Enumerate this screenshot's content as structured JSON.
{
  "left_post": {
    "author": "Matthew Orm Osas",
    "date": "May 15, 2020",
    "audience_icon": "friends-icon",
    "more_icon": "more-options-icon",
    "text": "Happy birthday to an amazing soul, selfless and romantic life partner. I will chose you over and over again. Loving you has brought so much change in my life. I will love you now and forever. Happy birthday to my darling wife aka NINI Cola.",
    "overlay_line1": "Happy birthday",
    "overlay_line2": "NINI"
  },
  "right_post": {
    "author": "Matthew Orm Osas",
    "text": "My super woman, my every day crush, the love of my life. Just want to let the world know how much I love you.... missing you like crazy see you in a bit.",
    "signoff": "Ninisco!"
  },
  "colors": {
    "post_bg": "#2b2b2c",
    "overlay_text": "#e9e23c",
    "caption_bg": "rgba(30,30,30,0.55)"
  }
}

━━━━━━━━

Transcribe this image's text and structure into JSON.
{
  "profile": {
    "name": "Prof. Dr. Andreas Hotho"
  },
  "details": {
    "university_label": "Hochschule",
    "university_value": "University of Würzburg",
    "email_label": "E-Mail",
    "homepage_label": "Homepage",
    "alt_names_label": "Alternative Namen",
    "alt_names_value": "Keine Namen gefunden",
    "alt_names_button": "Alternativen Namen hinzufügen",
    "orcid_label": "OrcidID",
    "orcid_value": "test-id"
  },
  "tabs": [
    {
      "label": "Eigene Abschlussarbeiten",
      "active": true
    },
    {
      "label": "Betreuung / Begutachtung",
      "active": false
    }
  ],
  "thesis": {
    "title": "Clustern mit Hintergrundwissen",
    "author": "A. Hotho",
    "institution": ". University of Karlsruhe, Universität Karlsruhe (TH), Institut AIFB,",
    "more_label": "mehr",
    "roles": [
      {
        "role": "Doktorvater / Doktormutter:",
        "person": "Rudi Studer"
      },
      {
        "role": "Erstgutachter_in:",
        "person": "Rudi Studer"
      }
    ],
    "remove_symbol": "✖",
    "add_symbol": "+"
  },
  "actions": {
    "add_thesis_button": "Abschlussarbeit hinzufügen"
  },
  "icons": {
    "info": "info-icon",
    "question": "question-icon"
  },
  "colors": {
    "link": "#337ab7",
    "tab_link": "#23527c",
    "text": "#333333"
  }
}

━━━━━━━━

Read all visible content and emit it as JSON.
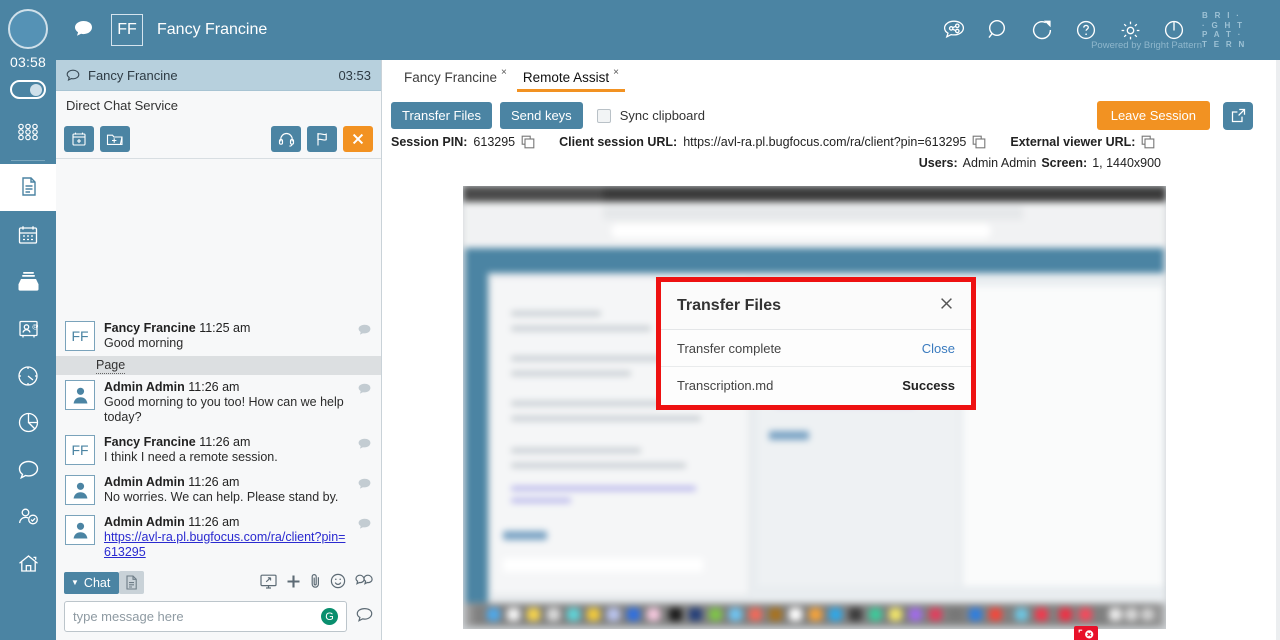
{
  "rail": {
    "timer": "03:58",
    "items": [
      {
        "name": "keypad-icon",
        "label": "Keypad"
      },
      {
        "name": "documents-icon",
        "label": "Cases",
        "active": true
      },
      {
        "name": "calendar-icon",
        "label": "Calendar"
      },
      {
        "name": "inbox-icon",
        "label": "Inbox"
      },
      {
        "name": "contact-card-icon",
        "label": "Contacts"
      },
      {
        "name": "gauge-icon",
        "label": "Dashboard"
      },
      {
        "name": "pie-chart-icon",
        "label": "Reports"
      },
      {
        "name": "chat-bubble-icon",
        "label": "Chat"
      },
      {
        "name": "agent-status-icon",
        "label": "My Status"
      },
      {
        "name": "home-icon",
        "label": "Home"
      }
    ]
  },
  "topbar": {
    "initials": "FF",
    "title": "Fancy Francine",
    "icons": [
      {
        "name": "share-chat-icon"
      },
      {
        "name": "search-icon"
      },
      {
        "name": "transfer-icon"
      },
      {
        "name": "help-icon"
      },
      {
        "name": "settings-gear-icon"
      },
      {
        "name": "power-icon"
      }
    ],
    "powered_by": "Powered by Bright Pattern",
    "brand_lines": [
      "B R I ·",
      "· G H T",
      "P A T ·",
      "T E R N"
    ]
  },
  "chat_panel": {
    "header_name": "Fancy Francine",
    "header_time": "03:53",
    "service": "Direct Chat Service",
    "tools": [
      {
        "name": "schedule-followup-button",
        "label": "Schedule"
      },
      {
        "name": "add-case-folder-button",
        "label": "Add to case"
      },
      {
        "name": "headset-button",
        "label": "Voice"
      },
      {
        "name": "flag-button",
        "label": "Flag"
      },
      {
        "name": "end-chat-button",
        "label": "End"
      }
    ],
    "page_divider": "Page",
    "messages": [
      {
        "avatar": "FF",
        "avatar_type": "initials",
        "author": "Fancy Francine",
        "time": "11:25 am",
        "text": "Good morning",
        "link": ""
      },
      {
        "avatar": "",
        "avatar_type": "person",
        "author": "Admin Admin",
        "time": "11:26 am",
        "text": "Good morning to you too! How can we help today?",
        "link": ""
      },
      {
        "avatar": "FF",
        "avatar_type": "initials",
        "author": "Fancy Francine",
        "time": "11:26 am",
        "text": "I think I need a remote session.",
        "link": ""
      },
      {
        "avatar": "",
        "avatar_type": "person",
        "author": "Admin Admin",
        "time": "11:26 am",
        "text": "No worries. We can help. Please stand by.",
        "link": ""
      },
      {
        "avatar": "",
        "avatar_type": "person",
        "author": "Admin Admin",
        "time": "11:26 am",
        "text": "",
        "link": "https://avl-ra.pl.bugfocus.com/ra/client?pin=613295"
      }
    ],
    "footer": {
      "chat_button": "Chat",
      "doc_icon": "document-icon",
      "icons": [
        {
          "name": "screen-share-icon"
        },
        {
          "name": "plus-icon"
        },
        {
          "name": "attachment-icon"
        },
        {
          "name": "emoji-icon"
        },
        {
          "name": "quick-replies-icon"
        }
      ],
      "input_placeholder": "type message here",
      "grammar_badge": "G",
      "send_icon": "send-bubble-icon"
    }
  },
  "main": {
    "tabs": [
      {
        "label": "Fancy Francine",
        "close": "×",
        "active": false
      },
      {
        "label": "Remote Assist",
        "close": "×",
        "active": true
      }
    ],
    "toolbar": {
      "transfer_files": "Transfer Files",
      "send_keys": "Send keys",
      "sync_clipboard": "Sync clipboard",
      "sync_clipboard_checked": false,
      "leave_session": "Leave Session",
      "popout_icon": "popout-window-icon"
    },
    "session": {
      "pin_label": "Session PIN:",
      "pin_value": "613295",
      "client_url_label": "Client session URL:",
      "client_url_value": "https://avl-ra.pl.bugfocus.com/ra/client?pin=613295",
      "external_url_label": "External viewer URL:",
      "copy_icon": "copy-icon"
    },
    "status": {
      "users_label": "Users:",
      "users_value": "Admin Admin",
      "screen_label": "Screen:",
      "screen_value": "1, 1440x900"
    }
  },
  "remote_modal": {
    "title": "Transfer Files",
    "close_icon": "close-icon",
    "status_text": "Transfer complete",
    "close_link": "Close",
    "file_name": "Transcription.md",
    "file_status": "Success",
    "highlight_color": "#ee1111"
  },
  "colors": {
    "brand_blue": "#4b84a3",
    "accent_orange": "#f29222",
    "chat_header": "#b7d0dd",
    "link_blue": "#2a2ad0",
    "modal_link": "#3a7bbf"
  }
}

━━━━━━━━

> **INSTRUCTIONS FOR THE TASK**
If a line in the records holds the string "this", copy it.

> **WRITTEN RESPONSE**
Enumerate this screenshot's content as structured JSON.
Transcribe this image's text and structure into JSON.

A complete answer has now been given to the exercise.